UIW went 10-18 under Santiago, 56. The Cards were 2-5 when Santiago resigned and lost their last three games with Ivicic at the helm, finishing 2-8 overall and 2-6 in the LSC. The Cards went 5-5 as a Division II independent in their inaugural season and finished 3-8 last year.
Citing “philosophical differences,” Santiago and UIW school officials mutually agreed to sever ties after complaints of the coach’s purported verbal abuse of players and assistant coaches during practice and games “reached the boiling point,” as one source put it.
Ivicic coordinating UIW’s recruiting campaign
Ivicic, a 1986 Taylor High School graduate, holds bachelor’s and master’s degrees in kinesiology from Sam Houston State. He played defensive end for the Bearkats in 1989 and 1990.
Ivicic, 44, was an assistant coach at Tarleton State in the three seasons preceding his hiring at UIW in 2007. He was an assistant under Santiago for six seasons, 1999-2004, at Stephen F. Austin.
One of the UIW’s best recruiters, Ivicic has stayed busy since the end of the season.
“In college, it’s all about recruiting,” he said. “If you don’t recruit, you’re going to die.”

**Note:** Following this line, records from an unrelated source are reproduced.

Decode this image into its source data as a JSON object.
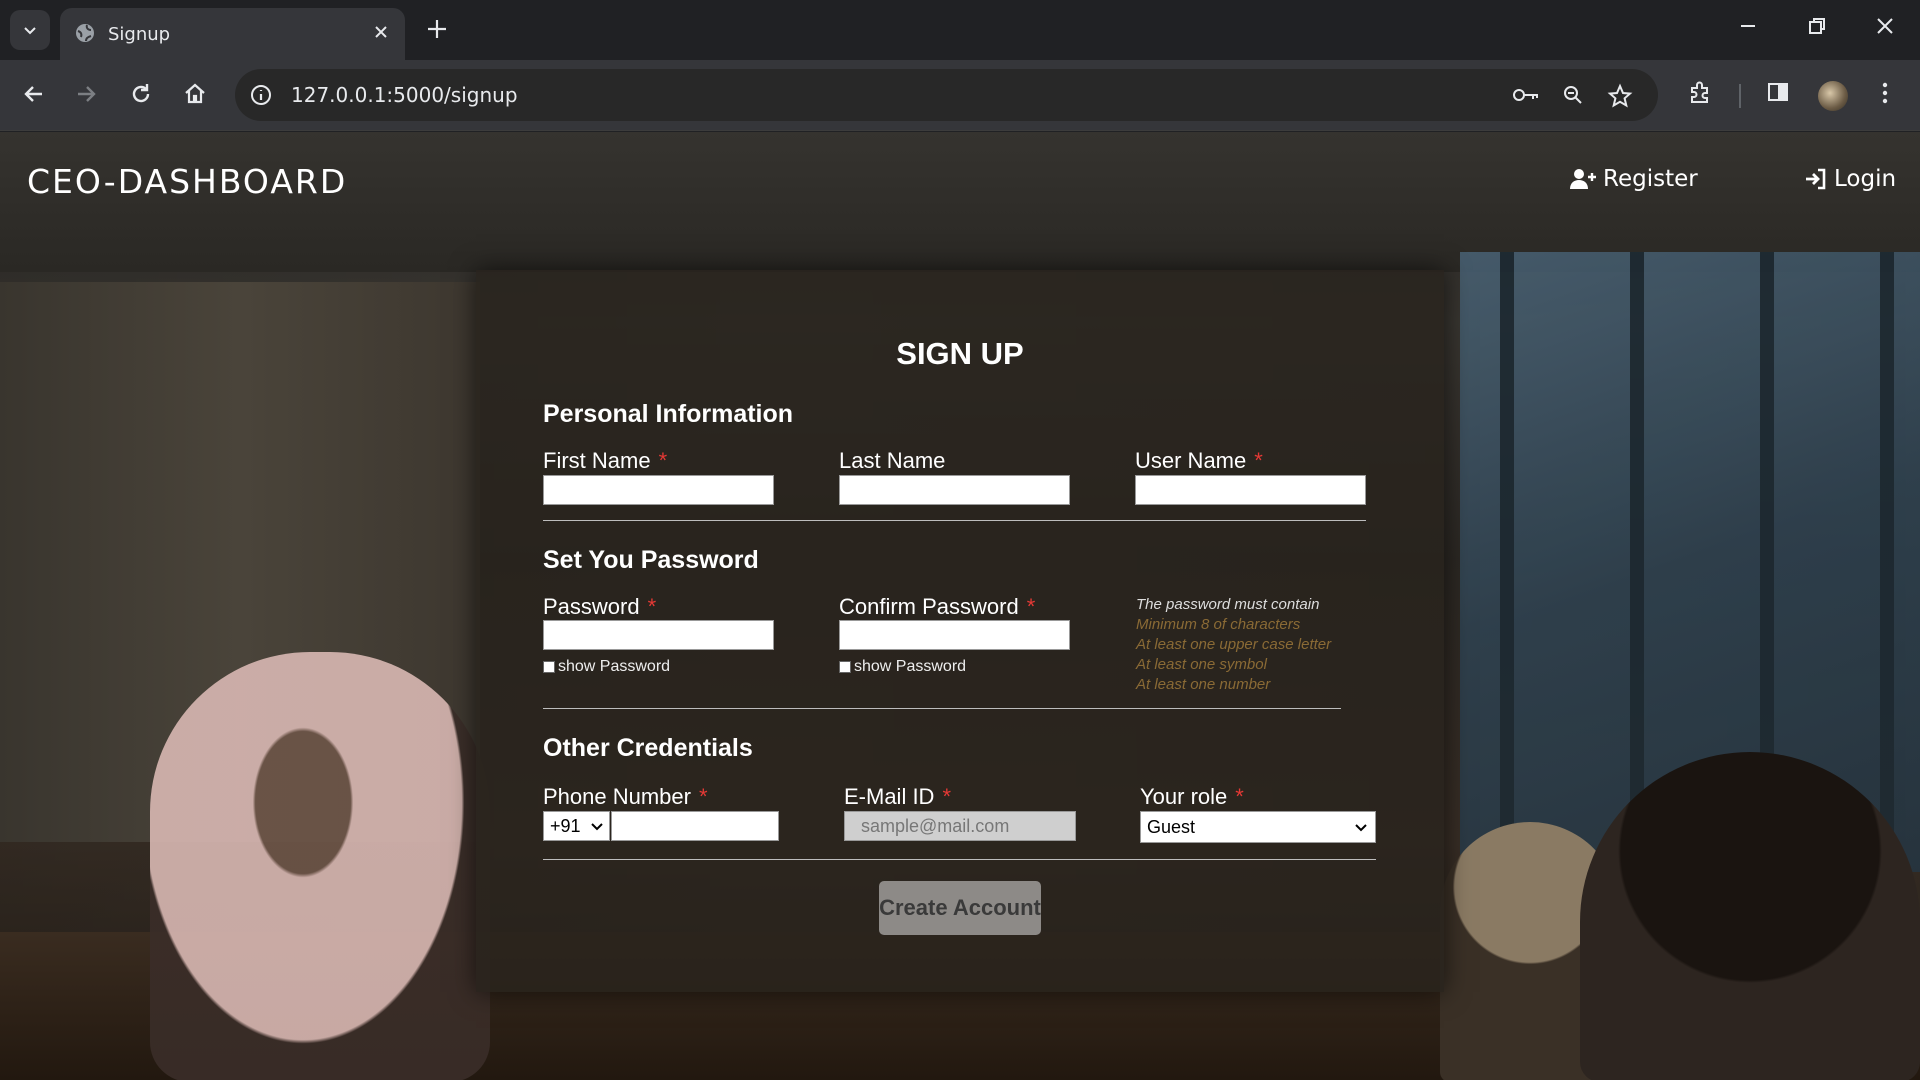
{
  "browser": {
    "tab_title": "Signup",
    "url": "127.0.0.1:5000/signup"
  },
  "nav": {
    "brand": "CEO-DASHBOARD",
    "register": "Register",
    "login": "Login"
  },
  "form": {
    "title": "SIGN UP",
    "personal_section": "Personal Information",
    "first_name_label": "First Name",
    "last_name_label": "Last Name",
    "user_name_label": "User Name",
    "password_section": "Set You Password",
    "password_label": "Password",
    "confirm_password_label": "Confirm Password",
    "show_password": "show Password",
    "password_hints": {
      "heading": "The password must contain",
      "items": [
        "Minimum 8 of characters",
        "At least one upper case letter",
        "At least one symbol",
        "At least one number"
      ]
    },
    "other_section": "Other Credentials",
    "phone_label": "Phone Number",
    "country_code": "+91",
    "email_label": "E-Mail ID",
    "email_placeholder": "sample@mail.com",
    "role_label": "Your role",
    "role_value": "Guest",
    "required_mark": "*",
    "submit": "Create Account"
  },
  "colors": {
    "required": "#e53935",
    "hint_heading": "#dddddd",
    "hint_item": "#8a6a35"
  }
}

Ivicic and other assistants on Santiago’s staff are on contract through the end of the 2012 season.
“I’ve got a job at Incarnate Word whether I’m the head coach or not,” Ivicic said. “People have questions about what’s going to happen. All I tell them is that I’m going to be a coach on this staff next year. I will be the defensive coordinator at minimum. We’re working hard with recruiting.
“It can be difficult at times when you don’t know who your head coach is going to be, but I work for Incarnate Word and I’m giving them an honest day’s work. I want to be the head coach and that’s my message right now, just preaching all the good things about Incarnate Word and its future.”